ASSIGNMENT: Please retype every record exactly as it appears, omitting the pictures.

MATERIAL FOR THIS EXERCISE Start Marker

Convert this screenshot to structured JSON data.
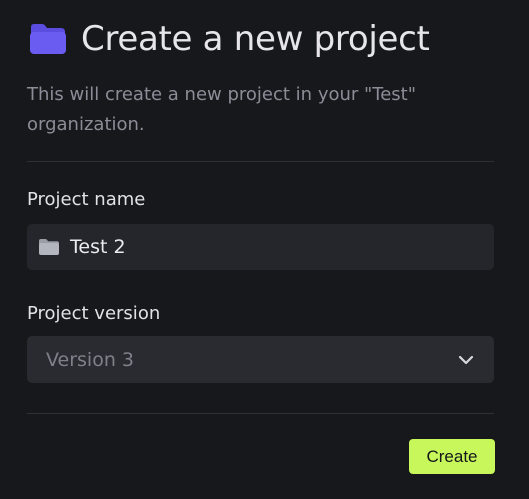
{
  "dialog": {
    "title": "Create a new project",
    "subtitle": "This will create a new project in your \"Test\" organization.",
    "title_icon": "folder-icon"
  },
  "form": {
    "project_name": {
      "label": "Project name",
      "value": "Test 2",
      "icon": "folder-icon"
    },
    "project_version": {
      "label": "Project version",
      "selected": "Version 3",
      "icon": "chevron-down-icon"
    }
  },
  "actions": {
    "create_label": "Create"
  },
  "colors": {
    "background": "#17181c",
    "accent_button": "#c7f75a",
    "folder_icon": "#6a5cf0"
  }
}
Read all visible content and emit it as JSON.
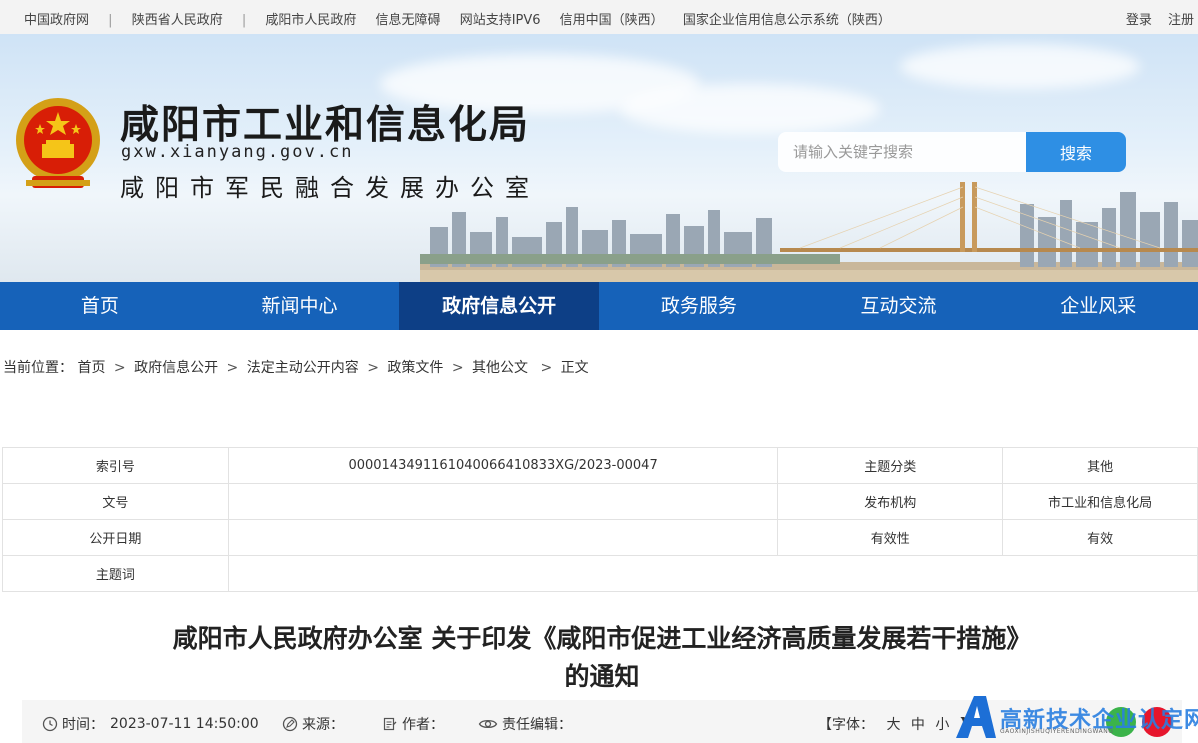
{
  "topbar": {
    "links": [
      "中国政府网",
      "陕西省人民政府",
      "咸阳市人民政府",
      "信息无障碍",
      "网站支持IPV6",
      "信用中国（陕西）",
      "国家企业信用信息公示系统（陕西）"
    ],
    "login": "登录",
    "register": "注册"
  },
  "header": {
    "title": "咸阳市工业和信息化局",
    "domain": "gxw.xianyang.gov.cn",
    "subtitle": "咸阳市军民融合发展办公室",
    "search_placeholder": "请输入关键字搜索",
    "search_button": "搜索"
  },
  "nav": {
    "items": [
      "首页",
      "新闻中心",
      "政府信息公开",
      "政务服务",
      "互动交流",
      "企业风采"
    ],
    "active_index": 2
  },
  "breadcrumb": {
    "prefix": "当前位置：",
    "items": [
      "首页",
      "政府信息公开",
      "法定主动公开内容",
      "政策文件",
      "其他公文",
      "正文"
    ]
  },
  "info_table": {
    "index_label": "索引号",
    "index_value": "000014349116104006641083 3XG/2023-00047",
    "topic_label": "主题分类",
    "topic_value": "其他",
    "docno_label": "文号",
    "docno_value": "",
    "org_label": "发布机构",
    "org_value": "市工业和信息化局",
    "date_label": "公开日期",
    "date_value": "",
    "validity_label": "有效性",
    "validity_value": "有效",
    "keywords_label": "主题词",
    "keywords_value": ""
  },
  "article": {
    "title_line1": "咸阳市人民政府办公室 关于印发《咸阳市促进工业经济高质量发展若干措施》",
    "title_line2": "的通知"
  },
  "meta": {
    "time_label": "时间：",
    "time_value": "2023-07-11 14:50:00",
    "source_label": "来源：",
    "author_label": "作者：",
    "editor_label": "责任编辑：",
    "font_label": "【字体：",
    "font_big": "大",
    "font_mid": "中",
    "font_small": "小",
    "font_close": "】"
  },
  "watermark": {
    "text": "高新技术企业认定网",
    "small": "GAOXINJISHUQIYERENDINGWANG"
  },
  "colors": {
    "nav_bg": "#1662b9",
    "nav_active": "#0d3f86",
    "search_button": "#2e8fe4"
  }
}
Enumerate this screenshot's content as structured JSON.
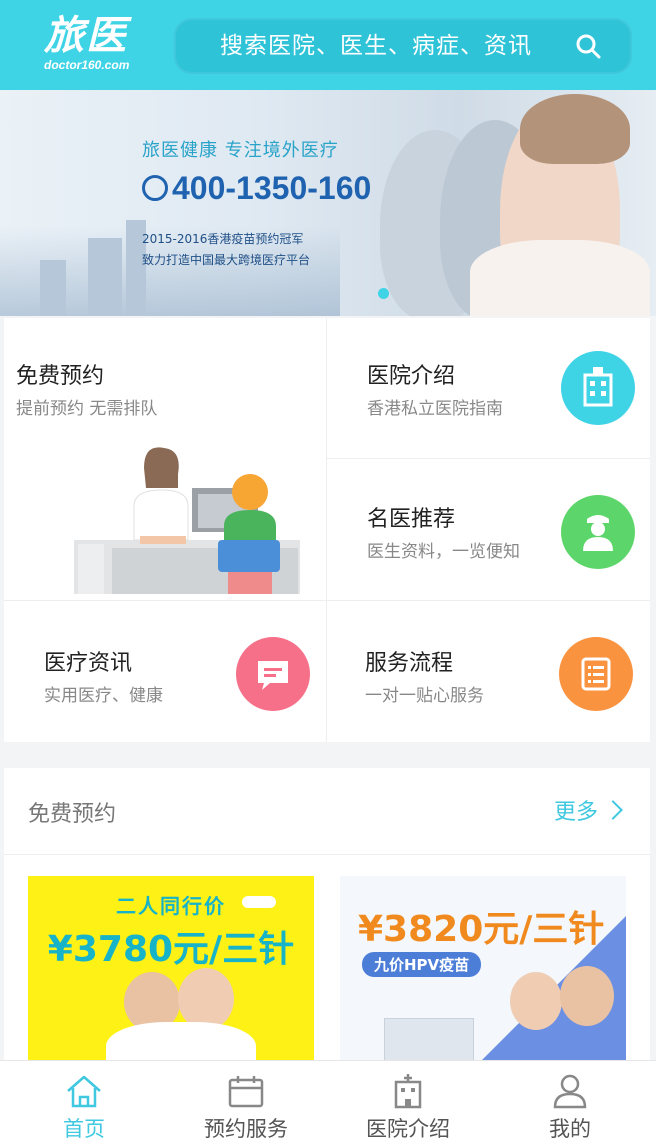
{
  "header": {
    "logo_text": "旅医",
    "logo_sub": "doctor160.com",
    "search_placeholder": "搜索医院、医生、病症、资讯"
  },
  "banner": {
    "tagline": "旅医健康  专注境外医疗",
    "phone": "400-1350-160",
    "line1": "2015-2016香港疫苗预约冠军",
    "line2": "致力打造中国最大跨境医疗平台"
  },
  "grid": {
    "appointment": {
      "title": "免费预约",
      "subtitle": "提前预约 无需排队"
    },
    "hospital": {
      "title": "医院介绍",
      "subtitle": "香港私立医院指南",
      "color": "#3fd3e6"
    },
    "doctors": {
      "title": "名医推荐",
      "subtitle": "医生资料，一览便知",
      "color": "#5cd66a"
    },
    "news": {
      "title": "医疗资讯",
      "subtitle": "实用医疗、健康",
      "color": "#f7708a"
    },
    "process": {
      "title": "服务流程",
      "subtitle": "一对一贴心服务",
      "color": "#fa9340"
    }
  },
  "section": {
    "title": "免费预约",
    "more": "更多",
    "promo1": {
      "top": "二人同行价",
      "price": "¥3780元/三针"
    },
    "promo2": {
      "price": "¥3820元/三针",
      "badge": "九价HPV疫苗"
    }
  },
  "tabbar": {
    "items": [
      {
        "label": "首页",
        "icon": "home-icon",
        "active": true
      },
      {
        "label": "预约服务",
        "icon": "calendar-icon",
        "active": false
      },
      {
        "label": "医院介绍",
        "icon": "hospital-icon",
        "active": false
      },
      {
        "label": "我的",
        "icon": "user-icon",
        "active": false
      }
    ],
    "accent": "#3fc8e0"
  }
}
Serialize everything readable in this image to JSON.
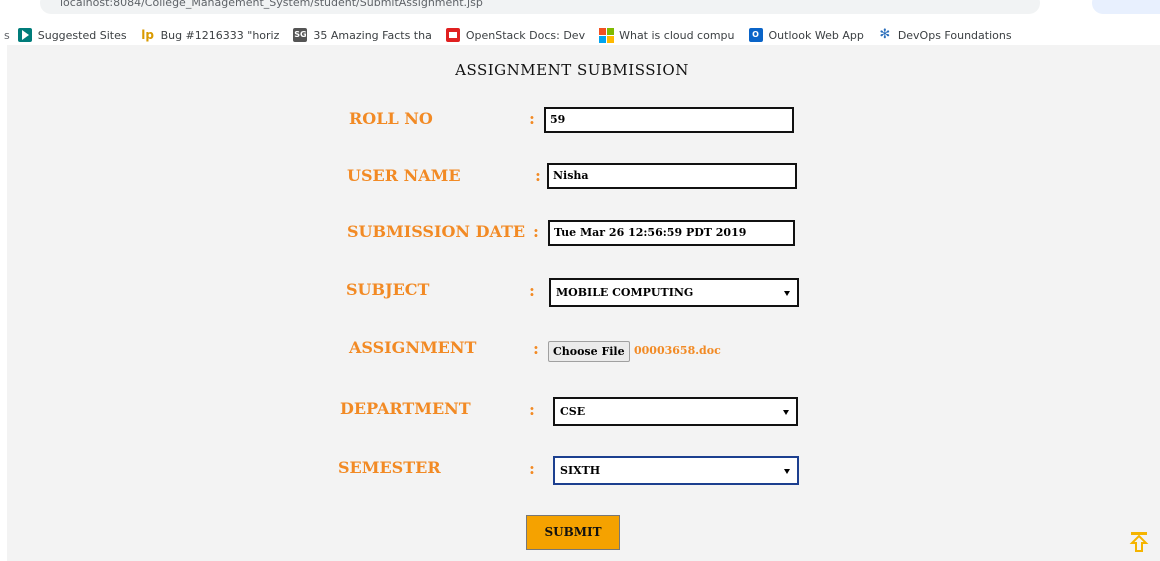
{
  "browser": {
    "url": "localhost:8084/College_Management_System/student/SubmitAssignment.jsp",
    "bookmarks": [
      {
        "label": "Suggested Sites",
        "icon": "bing-icon"
      },
      {
        "label": "Bug #1216333 \"horiz",
        "icon": "launchpad-icon"
      },
      {
        "label": "35 Amazing Facts tha",
        "icon": "sg-icon"
      },
      {
        "label": "OpenStack Docs: Dev",
        "icon": "openstack-icon"
      },
      {
        "label": "What is cloud compu",
        "icon": "microsoft-icon"
      },
      {
        "label": "Outlook Web App",
        "icon": "outlook-icon"
      },
      {
        "label": "DevOps Foundations",
        "icon": "devops-icon"
      }
    ]
  },
  "form": {
    "title": "ASSIGNMENT SUBMISSION",
    "colon": ":",
    "roll_no": {
      "label": "ROLL NO",
      "value": "59"
    },
    "user_name": {
      "label": "USER NAME",
      "value": "Nisha"
    },
    "submission_date": {
      "label": "SUBMISSION DATE",
      "value": "Tue Mar 26 12:56:59 PDT 2019"
    },
    "subject": {
      "label": "SUBJECT",
      "selected": "MOBILE COMPUTING"
    },
    "assignment": {
      "label": "ASSIGNMENT",
      "button_label": "Choose File",
      "file_name": "00003658.doc"
    },
    "department": {
      "label": "DEPARTMENT",
      "selected": "CSE"
    },
    "semester": {
      "label": "SEMESTER",
      "selected": "SIXTH"
    },
    "submit_label": "SUBMIT"
  },
  "colors": {
    "label": "#f28a24",
    "submit": "#f5a200",
    "page_background": "#f3f3f3"
  }
}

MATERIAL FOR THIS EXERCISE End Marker

EXPECTED OUTPUT:
Convert this screenshot to structured JSON data.
{
  "dialog": {
    "title": "Create a new project",
    "subtitle": "This will create a new project in your \"Test\" organization.",
    "title_icon": "folder-icon"
  },
  "form": {
    "project_name": {
      "label": "Project name",
      "value": "Test 2",
      "icon": "folder-icon"
    },
    "project_version": {
      "label": "Project version",
      "selected": "Version 3",
      "icon": "chevron-down-icon"
    }
  },
  "actions": {
    "create_label": "Create"
  },
  "colors": {
    "background": "#17181c",
    "accent_button": "#c7f75a",
    "folder_icon": "#6a5cf0"
  }
}
Read all visible content and emit it as JSON.
{
  "topbar": {
    "links": [
      "中国政府网",
      "陕西省人民政府",
      "咸阳市人民政府",
      "信息无障碍",
      "网站支持IPV6",
      "信用中国（陕西）",
      "国家企业信用信息公示系统（陕西）"
    ],
    "login": "登录",
    "register": "注册"
  },
  "header": {
    "title": "咸阳市工业和信息化局",
    "domain": "gxw.xianyang.gov.cn",
    "subtitle": "咸阳市军民融合发展办公室",
    "search_placeholder": "请输入关键字搜索",
    "search_button": "搜索"
  },
  "nav": {
    "items": [
      "首页",
      "新闻中心",
      "政府信息公开",
      "政务服务",
      "互动交流",
      "企业风采"
    ],
    "active_index": 2
  },
  "breadcrumb": {
    "prefix": "当前位置：",
    "items": [
      "首页",
      "政府信息公开",
      "法定主动公开内容",
      "政策文件",
      "其他公文",
      "正文"
    ]
  },
  "info_table": {
    "index_label": "索引号",
    "index_value": "000014349116104006641083 3XG/2023-00047",
    "topic_label": "主题分类",
    "topic_value": "其他",
    "docno_label": "文号",
    "docno_value": "",
    "org_label": "发布机构",
    "org_value": "市工业和信息化局",
    "date_label": "公开日期",
    "date_value": "",
    "validity_label": "有效性",
    "validity_value": "有效",
    "keywords_label": "主题词",
    "keywords_value": ""
  },
  "article": {
    "title_line1": "咸阳市人民政府办公室 关于印发《咸阳市促进工业经济高质量发展若干措施》",
    "title_line2": "的通知"
  },
  "meta": {
    "time_label": "时间：",
    "time_value": "2023-07-11 14:50:00",
    "source_label": "来源：",
    "author_label": "作者：",
    "editor_label": "责任编辑：",
    "font_label": "【字体：",
    "font_big": "大",
    "font_mid": "中",
    "font_small": "小",
    "font_close": "】"
  },
  "watermark": {
    "text": "高新技术企业认定网",
    "small": "GAOXINJISHUQIYERENDINGWANG"
  },
  "colors": {
    "nav_bg": "#1662b9",
    "nav_active": "#0d3f86",
    "search_button": "#2e8fe4"
  }
}
Enumerate this screenshot's content as structured JSON.
{
  "header": {
    "logo_text": "旅医",
    "logo_sub": "doctor160.com",
    "search_placeholder": "搜索医院、医生、病症、资讯"
  },
  "banner": {
    "tagline": "旅医健康  专注境外医疗",
    "phone": "400-1350-160",
    "line1": "2015-2016香港疫苗预约冠军",
    "line2": "致力打造中国最大跨境医疗平台"
  },
  "grid": {
    "appointment": {
      "title": "免费预约",
      "subtitle": "提前预约 无需排队"
    },
    "hospital": {
      "title": "医院介绍",
      "subtitle": "香港私立医院指南",
      "color": "#3fd3e6"
    },
    "doctors": {
      "title": "名医推荐",
      "subtitle": "医生资料，一览便知",
      "color": "#5cd66a"
    },
    "news": {
      "title": "医疗资讯",
      "subtitle": "实用医疗、健康",
      "color": "#f7708a"
    },
    "process": {
      "title": "服务流程",
      "subtitle": "一对一贴心服务",
      "color": "#fa9340"
    }
  },
  "section": {
    "title": "免费预约",
    "more": "更多",
    "promo1": {
      "top": "二人同行价",
      "price": "¥3780元/三针"
    },
    "promo2": {
      "price": "¥3820元/三针",
      "badge": "九价HPV疫苗"
    }
  },
  "tabbar": {
    "items": [
      {
        "label": "首页",
        "icon": "home-icon",
        "active": true
      },
      {
        "label": "预约服务",
        "icon": "calendar-icon",
        "active": false
      },
      {
        "label": "医院介绍",
        "icon": "hospital-icon",
        "active": false
      },
      {
        "label": "我的",
        "icon": "user-icon",
        "active": false
      }
    ],
    "accent": "#3fc8e0"
  }
}
Serialize everything readable in this image to JSON.
{
  "browser": {
    "url": "localhost:8084/College_Management_System/student/SubmitAssignment.jsp",
    "bookmarks": [
      {
        "label": "Suggested Sites",
        "icon": "bing-icon"
      },
      {
        "label": "Bug #1216333 \"horiz",
        "icon": "launchpad-icon"
      },
      {
        "label": "35 Amazing Facts tha",
        "icon": "sg-icon"
      },
      {
        "label": "OpenStack Docs: Dev",
        "icon": "openstack-icon"
      },
      {
        "label": "What is cloud compu",
        "icon": "microsoft-icon"
      },
      {
        "label": "Outlook Web App",
        "icon": "outlook-icon"
      },
      {
        "label": "DevOps Foundations",
        "icon": "devops-icon"
      }
    ]
  },
  "form": {
    "title": "ASSIGNMENT SUBMISSION",
    "colon": ":",
    "roll_no": {
      "label": "ROLL NO",
      "value": "59"
    },
    "user_name": {
      "label": "USER NAME",
      "value": "Nisha"
    },
    "submission_date": {
      "label": "SUBMISSION DATE",
      "value": "Tue Mar 26 12:56:59 PDT 2019"
    },
    "subject": {
      "label": "SUBJECT",
      "selected": "MOBILE COMPUTING"
    },
    "assignment": {
      "label": "ASSIGNMENT",
      "button_label": "Choose File",
      "file_name": "00003658.doc"
    },
    "department": {
      "label": "DEPARTMENT",
      "selected": "CSE"
    },
    "semester": {
      "label": "SEMESTER",
      "selected": "SIXTH"
    },
    "submit_label": "SUBMIT"
  },
  "colors": {
    "label": "#f28a24",
    "submit": "#f5a200",
    "page_background": "#f3f3f3"
  }
}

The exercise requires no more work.